Reproduce the complete set of records, exactly as they appear.

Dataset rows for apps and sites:

-*-*-

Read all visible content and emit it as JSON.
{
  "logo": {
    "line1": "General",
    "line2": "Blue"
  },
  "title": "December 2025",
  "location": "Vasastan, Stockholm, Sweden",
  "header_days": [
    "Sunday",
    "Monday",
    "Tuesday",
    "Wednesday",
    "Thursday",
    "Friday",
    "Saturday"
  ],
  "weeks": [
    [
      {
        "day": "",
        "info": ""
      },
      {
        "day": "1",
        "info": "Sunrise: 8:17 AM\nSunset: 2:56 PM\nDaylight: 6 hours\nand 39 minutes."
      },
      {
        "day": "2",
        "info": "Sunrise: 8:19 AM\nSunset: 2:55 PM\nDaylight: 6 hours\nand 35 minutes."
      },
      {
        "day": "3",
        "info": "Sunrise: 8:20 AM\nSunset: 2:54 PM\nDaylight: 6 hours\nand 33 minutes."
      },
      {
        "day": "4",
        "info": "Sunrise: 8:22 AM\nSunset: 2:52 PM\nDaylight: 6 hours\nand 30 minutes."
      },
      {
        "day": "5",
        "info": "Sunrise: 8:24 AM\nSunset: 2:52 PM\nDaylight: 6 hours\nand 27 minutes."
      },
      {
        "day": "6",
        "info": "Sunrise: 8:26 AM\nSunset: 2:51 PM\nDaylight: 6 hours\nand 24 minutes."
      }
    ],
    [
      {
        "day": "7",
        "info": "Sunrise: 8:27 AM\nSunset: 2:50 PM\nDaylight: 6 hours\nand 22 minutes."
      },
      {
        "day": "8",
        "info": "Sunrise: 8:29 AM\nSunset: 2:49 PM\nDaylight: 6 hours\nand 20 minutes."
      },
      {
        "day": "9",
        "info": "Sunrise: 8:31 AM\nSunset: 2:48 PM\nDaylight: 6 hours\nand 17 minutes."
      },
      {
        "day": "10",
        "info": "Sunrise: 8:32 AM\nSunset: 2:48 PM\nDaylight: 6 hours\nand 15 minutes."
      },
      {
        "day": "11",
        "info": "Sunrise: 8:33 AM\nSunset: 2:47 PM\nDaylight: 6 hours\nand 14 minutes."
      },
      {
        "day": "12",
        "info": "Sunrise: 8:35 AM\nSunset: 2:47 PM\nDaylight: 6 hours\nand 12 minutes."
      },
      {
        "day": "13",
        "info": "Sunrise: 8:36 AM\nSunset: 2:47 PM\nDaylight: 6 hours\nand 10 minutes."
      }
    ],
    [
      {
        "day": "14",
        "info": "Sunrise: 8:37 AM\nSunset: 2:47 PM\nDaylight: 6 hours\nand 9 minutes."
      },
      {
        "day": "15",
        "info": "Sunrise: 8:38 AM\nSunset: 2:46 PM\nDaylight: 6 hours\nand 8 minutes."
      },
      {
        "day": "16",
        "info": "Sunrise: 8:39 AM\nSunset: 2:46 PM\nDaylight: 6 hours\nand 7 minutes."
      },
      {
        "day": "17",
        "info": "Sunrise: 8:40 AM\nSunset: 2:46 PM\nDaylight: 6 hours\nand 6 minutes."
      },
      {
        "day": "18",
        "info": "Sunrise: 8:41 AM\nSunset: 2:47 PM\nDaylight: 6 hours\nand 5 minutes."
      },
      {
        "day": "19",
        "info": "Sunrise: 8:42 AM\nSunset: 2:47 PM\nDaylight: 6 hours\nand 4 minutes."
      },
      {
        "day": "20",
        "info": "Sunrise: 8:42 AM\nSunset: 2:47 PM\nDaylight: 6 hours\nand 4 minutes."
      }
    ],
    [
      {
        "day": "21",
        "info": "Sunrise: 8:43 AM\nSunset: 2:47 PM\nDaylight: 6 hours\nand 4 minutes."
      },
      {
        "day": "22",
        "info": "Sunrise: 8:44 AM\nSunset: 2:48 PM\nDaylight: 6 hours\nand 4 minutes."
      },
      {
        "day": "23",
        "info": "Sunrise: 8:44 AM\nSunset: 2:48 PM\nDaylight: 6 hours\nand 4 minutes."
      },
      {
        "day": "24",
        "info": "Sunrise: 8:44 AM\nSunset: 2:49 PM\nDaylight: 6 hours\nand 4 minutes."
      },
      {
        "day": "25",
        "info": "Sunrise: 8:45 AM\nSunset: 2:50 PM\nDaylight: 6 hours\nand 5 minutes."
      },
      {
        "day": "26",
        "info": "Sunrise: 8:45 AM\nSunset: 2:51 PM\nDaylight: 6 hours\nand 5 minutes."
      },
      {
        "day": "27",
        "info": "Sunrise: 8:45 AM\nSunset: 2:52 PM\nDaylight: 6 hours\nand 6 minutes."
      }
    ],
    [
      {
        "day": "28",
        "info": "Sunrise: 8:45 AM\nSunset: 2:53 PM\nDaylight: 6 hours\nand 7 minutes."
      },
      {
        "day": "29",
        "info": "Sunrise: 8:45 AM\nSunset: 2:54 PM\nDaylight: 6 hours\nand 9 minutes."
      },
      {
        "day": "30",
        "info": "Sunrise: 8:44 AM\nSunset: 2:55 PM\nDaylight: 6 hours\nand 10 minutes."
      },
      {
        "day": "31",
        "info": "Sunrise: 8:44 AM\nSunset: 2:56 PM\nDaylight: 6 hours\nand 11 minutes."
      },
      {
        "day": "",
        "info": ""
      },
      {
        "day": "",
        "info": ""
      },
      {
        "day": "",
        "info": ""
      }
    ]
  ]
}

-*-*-

_TASK SOLUTION_.
Read all visible content and emit it as JSON.
{
  "logo": {
    "line1": "General",
    "line2": "Blue"
  },
  "title": "December 2025",
  "location": "Vasastan, Stockholm, Sweden",
  "header_days": [
    "Sunday",
    "Monday",
    "Tuesday",
    "Wednesday",
    "Thursday",
    "Friday",
    "Saturday"
  ],
  "weeks": [
    [
      {
        "day": "",
        "info": ""
      },
      {
        "day": "1",
        "info": "Sunrise: 8:17 AM\nSunset: 2:56 PM\nDaylight: 6 hours\nand 39 minutes."
      },
      {
        "day": "2",
        "info": "Sunrise: 8:19 AM\nSunset: 2:55 PM\nDaylight: 6 hours\nand 35 minutes."
      },
      {
        "day": "3",
        "info": "Sunrise: 8:20 AM\nSunset: 2:54 PM\nDaylight: 6 hours\nand 33 minutes."
      },
      {
        "day": "4",
        "info": "Sunrise: 8:22 AM\nSunset: 2:52 PM\nDaylight: 6 hours\nand 30 minutes."
      },
      {
        "day": "5",
        "info": "Sunrise: 8:24 AM\nSunset: 2:52 PM\nDaylight: 6 hours\nand 27 minutes."
      },
      {
        "day": "6",
        "info": "Sunrise: 8:26 AM\nSunset: 2:51 PM\nDaylight: 6 hours\nand 24 minutes."
      }
    ],
    [
      {
        "day": "7",
        "info": "Sunrise: 8:27 AM\nSunset: 2:50 PM\nDaylight: 6 hours\nand 22 minutes."
      },
      {
        "day": "8",
        "info": "Sunrise: 8:29 AM\nSunset: 2:49 PM\nDaylight: 6 hours\nand 20 minutes."
      },
      {
        "day": "9",
        "info": "Sunrise: 8:31 AM\nSunset: 2:48 PM\nDaylight: 6 hours\nand 17 minutes."
      },
      {
        "day": "10",
        "info": "Sunrise: 8:32 AM\nSunset: 2:48 PM\nDaylight: 6 hours\nand 15 minutes."
      },
      {
        "day": "11",
        "info": "Sunrise: 8:33 AM\nSunset: 2:47 PM\nDaylight: 6 hours\nand 14 minutes."
      },
      {
        "day": "12",
        "info": "Sunrise: 8:35 AM\nSunset: 2:47 PM\nDaylight: 6 hours\nand 12 minutes."
      },
      {
        "day": "13",
        "info": "Sunrise: 8:36 AM\nSunset: 2:47 PM\nDaylight: 6 hours\nand 10 minutes."
      }
    ],
    [
      {
        "day": "14",
        "info": "Sunrise: 8:37 AM\nSunset: 2:47 PM\nDaylight: 6 hours\nand 9 minutes."
      },
      {
        "day": "15",
        "info": "Sunrise: 8:38 AM\nSunset: 2:46 PM\nDaylight: 6 hours\nand 8 minutes."
      },
      {
        "day": "16",
        "info": "Sunrise: 8:39 AM\nSunset: 2:46 PM\nDaylight: 6 hours\nand 7 minutes."
      },
      {
        "day": "17",
        "info": "Sunrise: 8:40 AM\nSunset: 2:46 PM\nDaylight: 6 hours\nand 6 minutes."
      },
      {
        "day": "18",
        "info": "Sunrise: 8:41 AM\nSunset: 2:47 PM\nDaylight: 6 hours\nand 5 minutes."
      },
      {
        "day": "19",
        "info": "Sunrise: 8:42 AM\nSunset: 2:47 PM\nDaylight: 6 hours\nand 4 minutes."
      },
      {
        "day": "20",
        "info": "Sunrise: 8:42 AM\nSunset: 2:47 PM\nDaylight: 6 hours\nand 4 minutes."
      }
    ],
    [
      {
        "day": "21",
        "info": "Sunrise: 8:43 AM\nSunset: 2:47 PM\nDaylight: 6 hours\nand 4 minutes."
      },
      {
        "day": "22",
        "info": "Sunrise: 8:44 AM\nSunset: 2:48 PM\nDaylight: 6 hours\nand 4 minutes."
      },
      {
        "day": "23",
        "info": "Sunrise: 8:44 AM\nSunset: 2:48 PM\nDaylight: 6 hours\nand 4 minutes."
      },
      {
        "day": "24",
        "info": "Sunrise: 8:44 AM\nSunset: 2:49 PM\nDaylight: 6 hours\nand 4 minutes."
      },
      {
        "day": "25",
        "info": "Sunrise: 8:45 AM\nSunset: 2:50 PM\nDaylight: 6 hours\nand 5 minutes."
      },
      {
        "day": "26",
        "info": "Sunrise: 8:45 AM\nSunset: 2:51 PM\nDaylight: 6 hours\nand 5 minutes."
      },
      {
        "day": "27",
        "info": "Sunrise: 8:45 AM\nSunset: 2:52 PM\nDaylight: 6 hours\nand 6 minutes."
      }
    ],
    [
      {
        "day": "28",
        "info": "Sunrise: 8:45 AM\nSunset: 2:53 PM\nDaylight: 6 hours\nand 7 minutes."
      },
      {
        "day": "29",
        "info": "Sunrise: 8:45 AM\nSunset: 2:54 PM\nDaylight: 6 hours\nand 9 minutes."
      },
      {
        "day": "30",
        "info": "Sunrise: 8:44 AM\nSunset: 2:55 PM\nDaylight: 6 hours\nand 10 minutes."
      },
      {
        "day": "31",
        "info": "Sunrise: 8:44 AM\nSunset: 2:56 PM\nDaylight: 6 hours\nand 11 minutes."
      },
      {
        "day": "",
        "info": ""
      },
      {
        "day": "",
        "info": ""
      },
      {
        "day": "",
        "info": ""
      }
    ]
  ]
}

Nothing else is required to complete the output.